▶ [Aim of the task] Indicate only the number of lines in the listing below in which the word "title" appears.
--- Dataset records ---
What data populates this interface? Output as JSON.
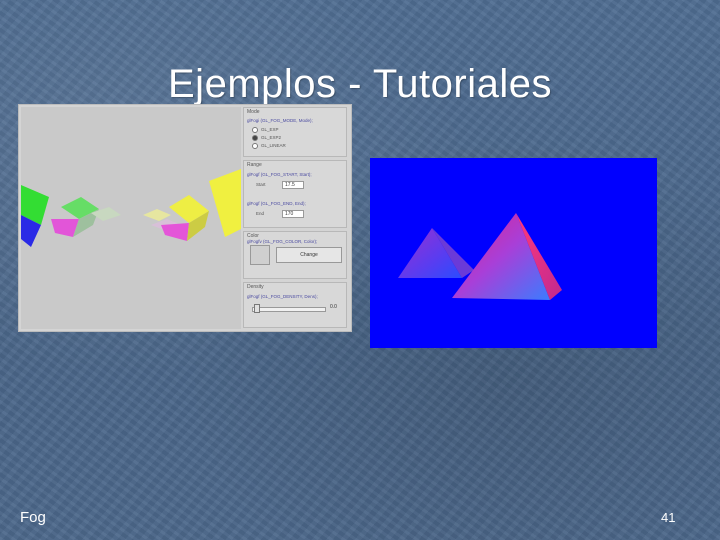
{
  "slide": {
    "title": "Ejemplos - Tutoriales",
    "footer_text": "Fog",
    "page_number": "41"
  },
  "fog_app": {
    "mode": {
      "title": "Mode",
      "code": "glFogi (GL_FOG_MODE, Mode);",
      "options": [
        "GL_EXP",
        "GL_EXP2",
        "GL_LINEAR"
      ],
      "selected_index": 1
    },
    "range": {
      "title": "Range",
      "start_code": "glFogf (GL_FOG_START, Start);",
      "start_label": "Start",
      "start_value": "17.5",
      "end_code": "glFogf (GL_FOG_END, End);",
      "end_label": "End",
      "end_value": "170"
    },
    "color": {
      "title": "Color",
      "code": "glFogfv (GL_FOG_COLOR, Color);",
      "button_label": "Change"
    },
    "density": {
      "title": "Density",
      "code": "glFogf (GL_FOG_DENSITY, Dens);",
      "value": "0.0"
    }
  },
  "colors": {
    "slide_background": "#4d6a8e",
    "pyramid_background": "#0000ff"
  }
}
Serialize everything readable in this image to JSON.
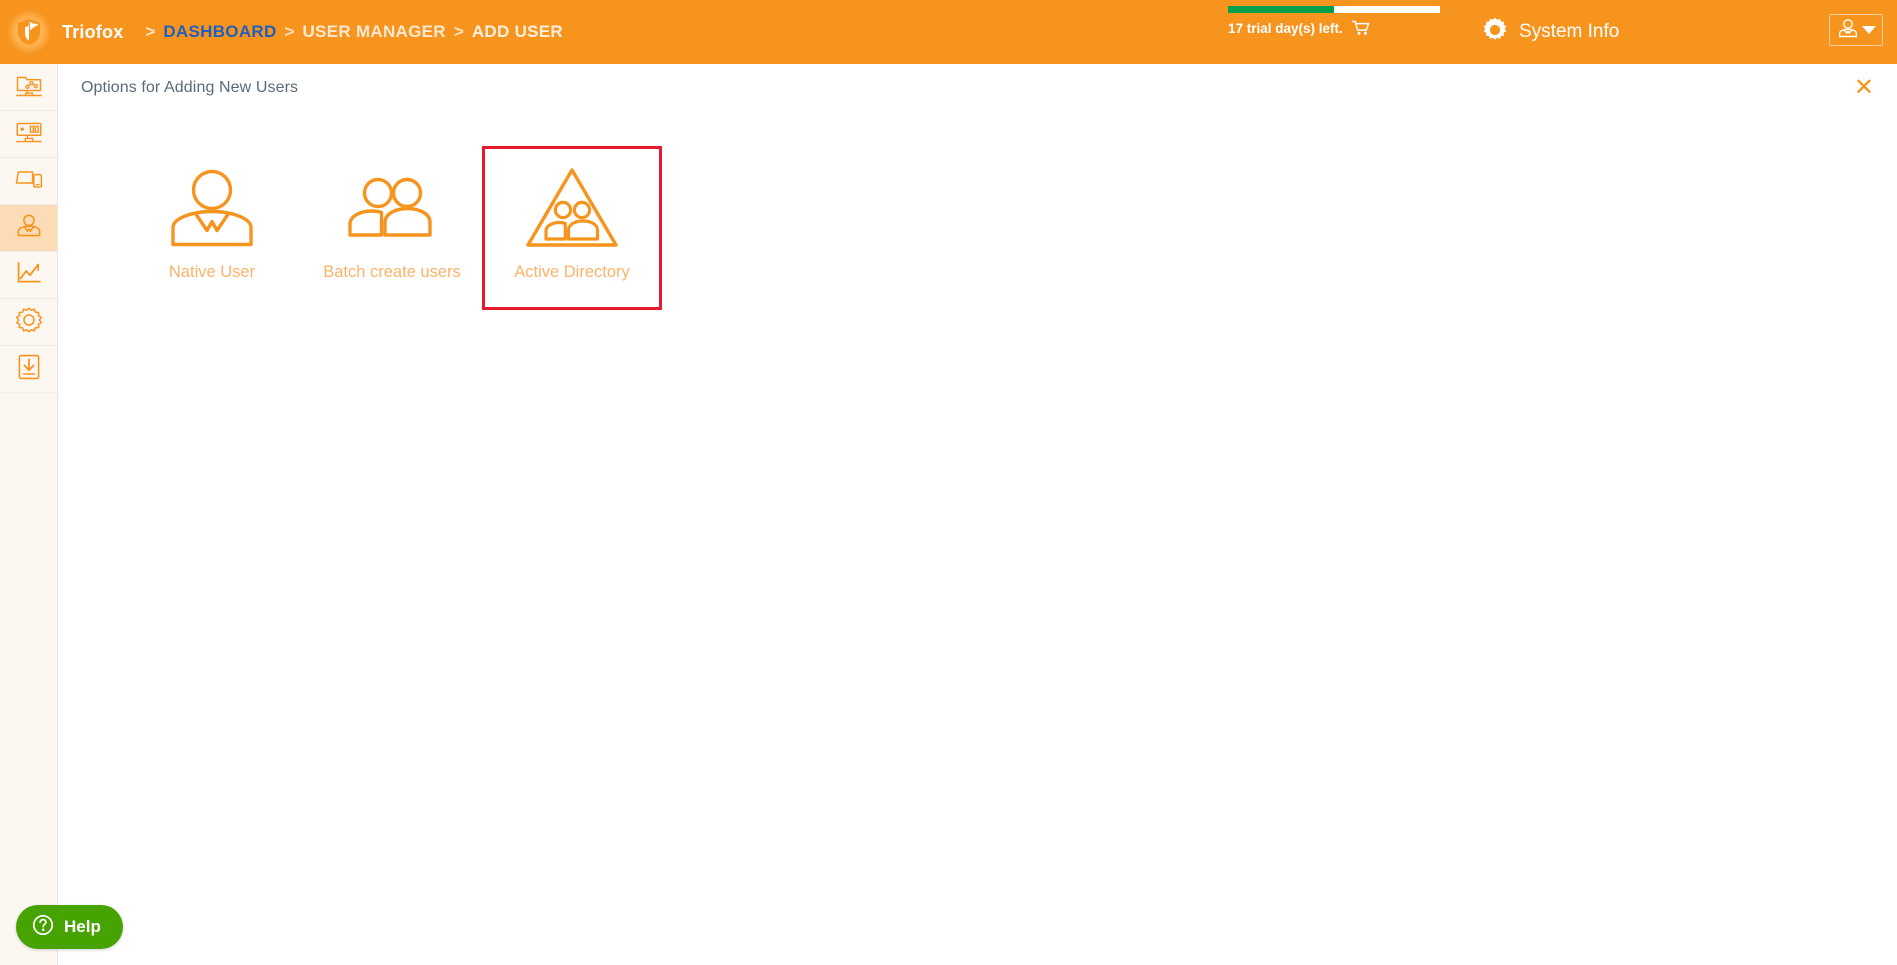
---
▶ [Result for this exercise] 5